In the southern sector of the precinct of Montu at Karnak, is a small ruined temple to Maat.
Festivals: (exact dates not historically verified)
4th April - 20th Pachons - Ma´at judges the souls before the Netjeru
30th May - 16th Epipi - Ma´at is taken to Ra in Heliopolis
1st June - 18th Epipi - Ma´at and Ra go forth in secret
15th June - 1st Mesore
Ma´at unites as one with all the Netjeru of the heavens
7th October - 21st Hethara - Feast day of Ma´at
28th November - 13 Tybi - Sekhmet; Day of prolonging life and the goodness of Ma´at
3rd April - 19th Pachons - Day of the Counting of Tehuti(Thoth) Who heard Ma´at
4th April - 20 Pachons - Ma´at judges the souls before the Netjeru
30th May - 16th Epipi - Ma´at is taken to Ra in Heliopolis
1st June - 18th Epipi - Ma´at and Ra Go Forth in secret
15th June - 2 Mesore - Ma´at unites as one with all the Netjeru of the heavens

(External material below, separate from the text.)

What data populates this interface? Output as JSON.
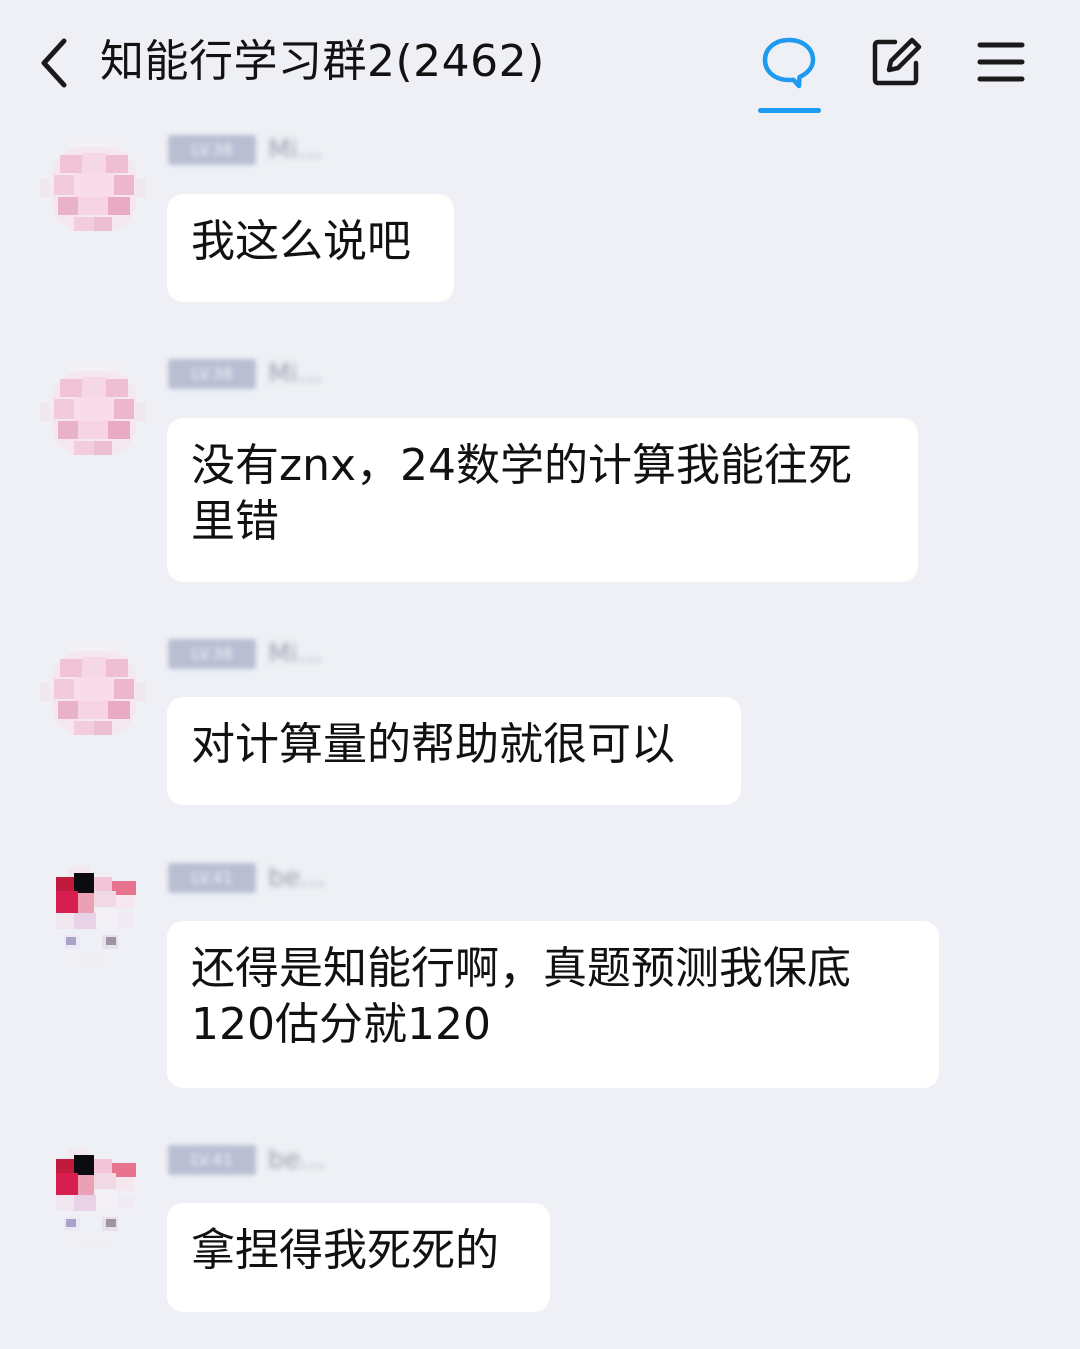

From: hereEmbodiment of the divine order, truth, and justice. Maat, absent from the chaos before the act of creation, was the base of all being. She was constantly under attack by the forces of chaos such as the Apepi snake trying to destroy Re on his course through the underworld, but also by more mundane human activities like people committing crimes. In the spiritual realm it was the gods fighting evil demons, who constantly restored order, in this world it was the pharaoh who upheld it, by dispensing justice, protecting the weak, and defending the land of the gods against lawless foreigners. As Seti I had it in his stela dedicated to Amen-Re:
Divine offspring, who has come forth from the body of the god in order to endow the temple and who established Egypt and raise mankind and made Maat take her place.
Alabaster stela of Seti I at Karnak 
In the Pyramid Texts of Unas there is mention of Wish-of-the-Gods, who is in the bow of Re's bark , which has been interpreted to denote Maat. Later in the New Kingdom Book of the Dead she is referred to by name:
May Re raise you in the horizon of Maat who is in his bark!
pParis Louvre 3092 
In the course of history Maat came to be thought of as the daughter of Re, the creator god:
Mat, daughter of Re, presider over the palace, mistress of heaven, ruler of the gods. She gives myriads of years.
Tomb of the vizier Ramose, 18th dynasty
J. H. Breasted, Ancient Records of Egypt, Part Two, § 939
Maat's symbol is a feather. It is with the weight of this feather that the heart of the deceased is compared to during the Judgment of the Dead. Should the heart be weighed down with sin, should the magic of the heart scarab placed over it to prevent the heart from bearing witness against its owner be of no avail, and should the protestations of innocence not be believed, then the dead person's heart will be devoured by the demon Ammit and he will not have part in the eternal life.
Maat's counterpart is Isfet, which denotes all that is wrong and chaotic.
The Concept of Ma'at and Ifset
Ma'at: The Neteret and the Concept
Neos Alexandria Shrine -- with poems/hymns, info, links, etc
Ma’at on Henadology
Ostrich feather symbolism/meaning
About Ma'at as concept, law, etc